## Work to be completed
The entries follow. Copy every line in which "name" appears.

Interface dataset entries:
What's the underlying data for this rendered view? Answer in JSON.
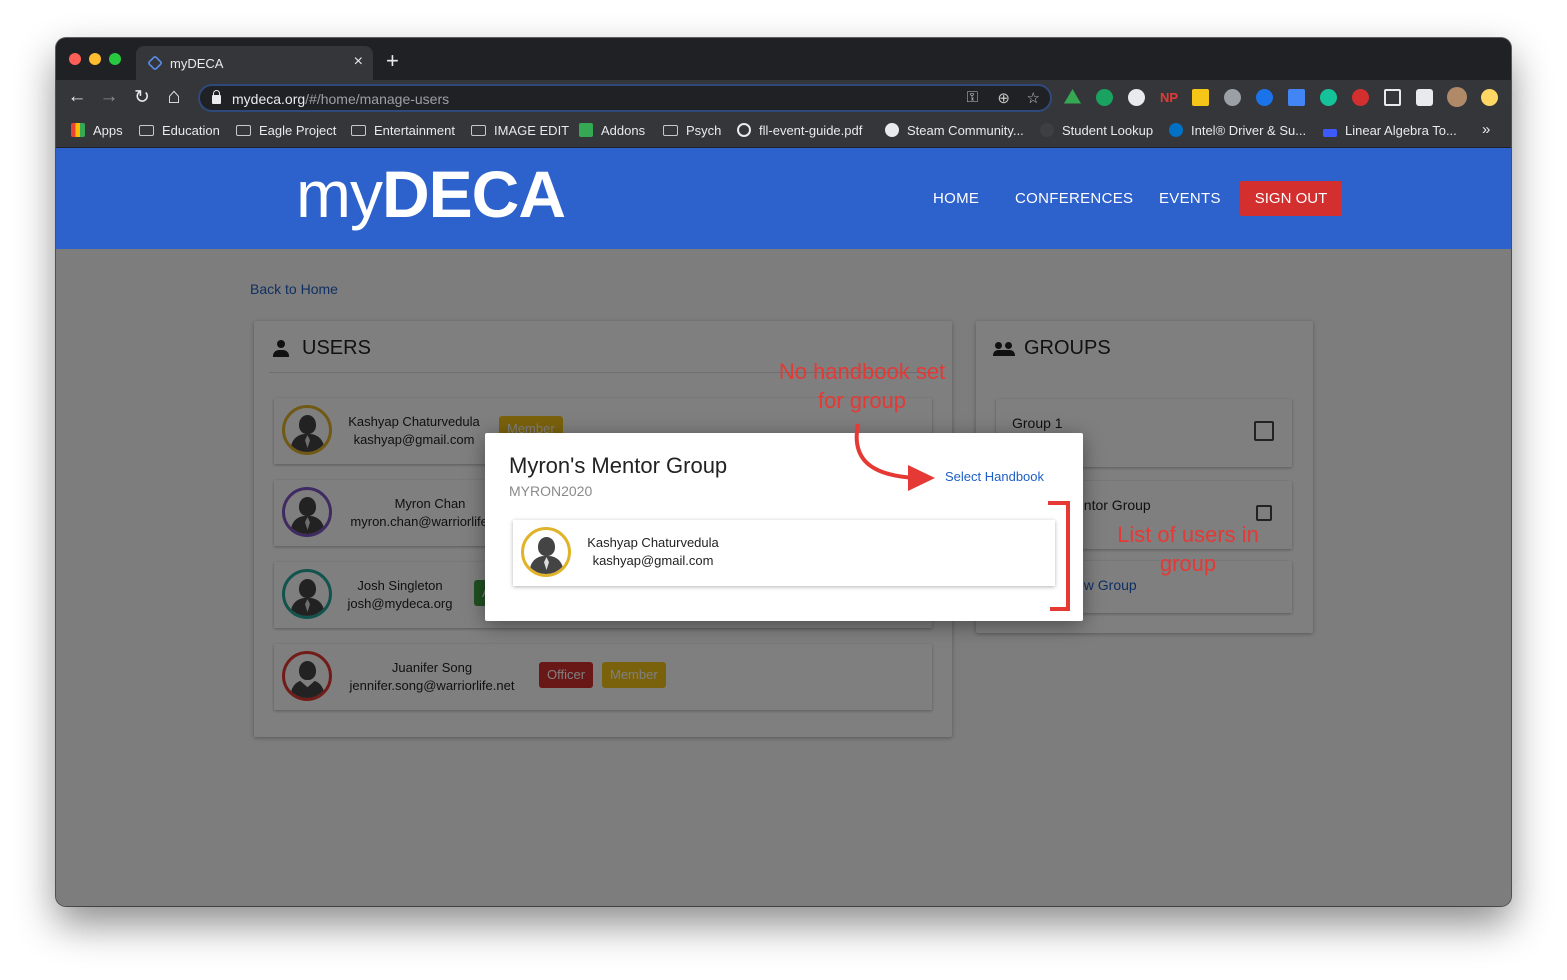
{
  "browser": {
    "tab_title": "myDECA",
    "tab_close": "×",
    "new_tab": "+",
    "nav": {
      "back": "←",
      "forward": "→",
      "reload": "↻",
      "home": "⌂"
    },
    "url_host": "mydeca.org",
    "url_path": "/#/home/manage-users",
    "bookmarks": [
      {
        "label": "Apps",
        "icon": "apps-grid-icon"
      },
      {
        "label": "Education",
        "icon": "folder-icon"
      },
      {
        "label": "Eagle Project",
        "icon": "folder-icon"
      },
      {
        "label": "Entertainment",
        "icon": "folder-icon"
      },
      {
        "label": "IMAGE EDIT",
        "icon": "folder-icon"
      },
      {
        "label": "Addons",
        "icon": "puzzle-icon"
      },
      {
        "label": "Psych",
        "icon": "folder-icon"
      },
      {
        "label": "fll-event-guide.pdf",
        "icon": "globe-icon"
      },
      {
        "label": "Steam Community...",
        "icon": "steam-icon"
      },
      {
        "label": "Student Lookup",
        "icon": "site-icon"
      },
      {
        "label": "Intel® Driver & Su...",
        "icon": "intel-icon"
      },
      {
        "label": "Linear Algebra To...",
        "icon": "site-icon"
      }
    ],
    "more_bookmarks": "»"
  },
  "header": {
    "logo_light": "my",
    "logo_bold": "DECA",
    "nav": {
      "home": "HOME",
      "conferences": "CONFERENCES",
      "events": "EVENTS",
      "signout": "SIGN OUT"
    }
  },
  "back_link": "Back to Home",
  "users": {
    "title": "USERS",
    "items": [
      {
        "name": "Kashyap Chaturvedula",
        "email": "kashyap@gmail.com",
        "ring": "#e0b32a",
        "badges": [
          "Member"
        ]
      },
      {
        "name": "Myron Chan",
        "email": "myron.chan@warriorlife.net",
        "ring": "#7e57c2",
        "badges": []
      },
      {
        "name": "Josh Singleton",
        "email": "josh@mydeca.org",
        "ring": "#26a69a",
        "badges": [
          "A"
        ]
      },
      {
        "name": "Juanifer Song",
        "email": "jennifer.song@warriorlife.net",
        "ring": "#e53935",
        "badges": [
          "Officer",
          "Member"
        ]
      }
    ]
  },
  "groups": {
    "title": "GROUPS",
    "items": [
      {
        "name": "Group 1"
      },
      {
        "name": "entor Group"
      }
    ],
    "new_group": "ew Group"
  },
  "modal": {
    "title": "Myron's Mentor Group",
    "code": "MYRON2020",
    "select_handbook": "Select Handbook",
    "member": {
      "name": "Kashyap Chaturvedula",
      "email": "kashyap@gmail.com",
      "ring": "#e0b32a"
    }
  },
  "annotations": {
    "handbook_line1": "No handbook set",
    "handbook_line2": "for group",
    "users_line1": "List of users in",
    "users_line2": "group",
    "color": "#e53935"
  },
  "colors": {
    "header": "#2d61cc",
    "signout": "#d32f2f",
    "officer": "#d32f2f",
    "member": "#f5c518",
    "link": "#1e5fc6"
  }
}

## Written solution
        "name": "Kashyap Chaturvedula",
        "name": "Myron Chan",
        "name": "Josh Singleton",
        "name": "Juanifer Song",
        "name": "Group 1"
        "name": "entor Group"
      "name": "Kashyap Chaturvedula",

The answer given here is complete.